PROBLEM DESCRIPTION
A verbatim copy of the records is required, with all pictures left out.

INPUT FOR THIS TASK
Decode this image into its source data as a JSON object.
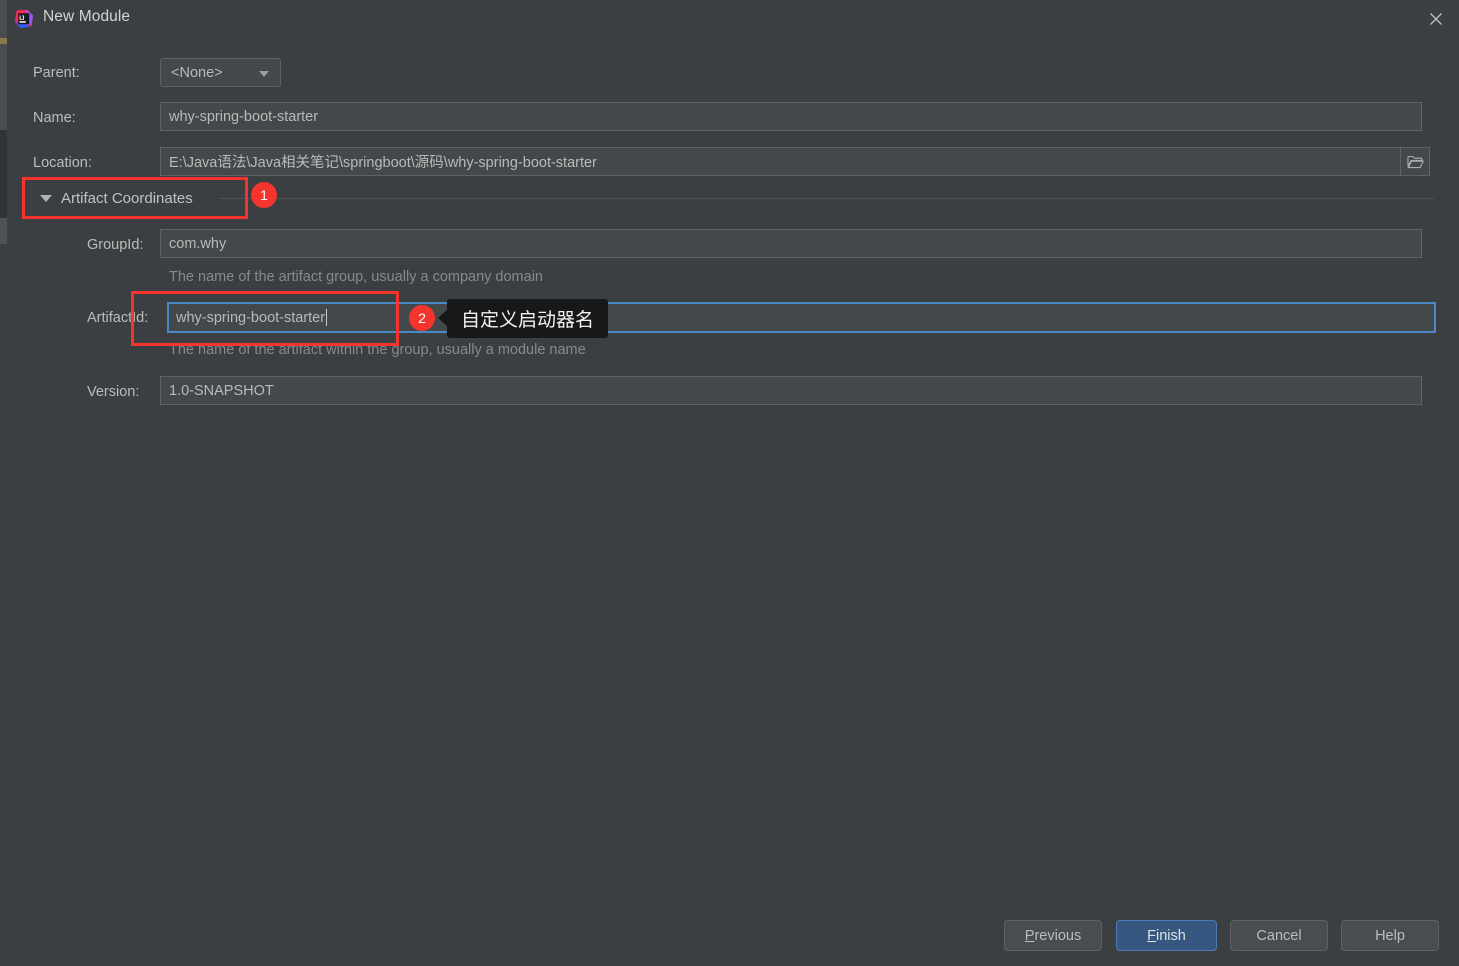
{
  "window": {
    "title": "New Module",
    "app_icon": "intellij-idea-icon",
    "close_icon": "close-icon",
    "background_color": "#3c3f41"
  },
  "form": {
    "parent": {
      "label": "Parent:",
      "value": "<None>",
      "dropdown_icon": "chevron-down-icon"
    },
    "name": {
      "label": "Name:",
      "value": "why-spring-boot-starter"
    },
    "location": {
      "label": "Location:",
      "value": "E:\\Java语法\\Java相关笔记\\springboot\\源码\\why-spring-boot-starter",
      "browse_icon": "folder-icon"
    }
  },
  "section": {
    "title": "Artifact Coordinates",
    "collapse_icon": "triangle-down-icon",
    "group_id": {
      "label": "GroupId:",
      "value": "com.why",
      "hint": "The name of the artifact group, usually a company domain"
    },
    "artifact_id": {
      "label": "ArtifactId:",
      "value": "why-spring-boot-starter",
      "hint": "The name of the artifact within the group, usually a module name"
    },
    "version": {
      "label": "Version:",
      "value": "1.0-SNAPSHOT"
    }
  },
  "annotations": {
    "accent_color": "#f5342e",
    "badge_1": "1",
    "badge_2": "2",
    "tooltip_text": "自定义启动器名"
  },
  "buttons": {
    "previous": "Previous",
    "previous_mnemonic": "P",
    "previous_rest": "revious",
    "finish": "Finish",
    "finish_mnemonic": "F",
    "finish_rest": "inish",
    "cancel": "Cancel",
    "help": "Help",
    "primary_color": "#365880"
  }
}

WRITTEN REPLY
Decode this image into its source data as a JSON object.
{
  "window": {
    "title": "New Module",
    "app_icon": "intellij-idea-icon",
    "close_icon": "close-icon",
    "background_color": "#3c3f41"
  },
  "form": {
    "parent": {
      "label": "Parent:",
      "value": "<None>",
      "dropdown_icon": "chevron-down-icon"
    },
    "name": {
      "label": "Name:",
      "value": "why-spring-boot-starter"
    },
    "location": {
      "label": "Location:",
      "value": "E:\\Java语法\\Java相关笔记\\springboot\\源码\\why-spring-boot-starter",
      "browse_icon": "folder-icon"
    }
  },
  "section": {
    "title": "Artifact Coordinates",
    "collapse_icon": "triangle-down-icon",
    "group_id": {
      "label": "GroupId:",
      "value": "com.why",
      "hint": "The name of the artifact group, usually a company domain"
    },
    "artifact_id": {
      "label": "ArtifactId:",
      "value": "why-spring-boot-starter",
      "hint": "The name of the artifact within the group, usually a module name"
    },
    "version": {
      "label": "Version:",
      "value": "1.0-SNAPSHOT"
    }
  },
  "annotations": {
    "accent_color": "#f5342e",
    "badge_1": "1",
    "badge_2": "2",
    "tooltip_text": "自定义启动器名"
  },
  "buttons": {
    "previous": "Previous",
    "previous_mnemonic": "P",
    "previous_rest": "revious",
    "finish": "Finish",
    "finish_mnemonic": "F",
    "finish_rest": "inish",
    "cancel": "Cancel",
    "help": "Help",
    "primary_color": "#365880"
  }
}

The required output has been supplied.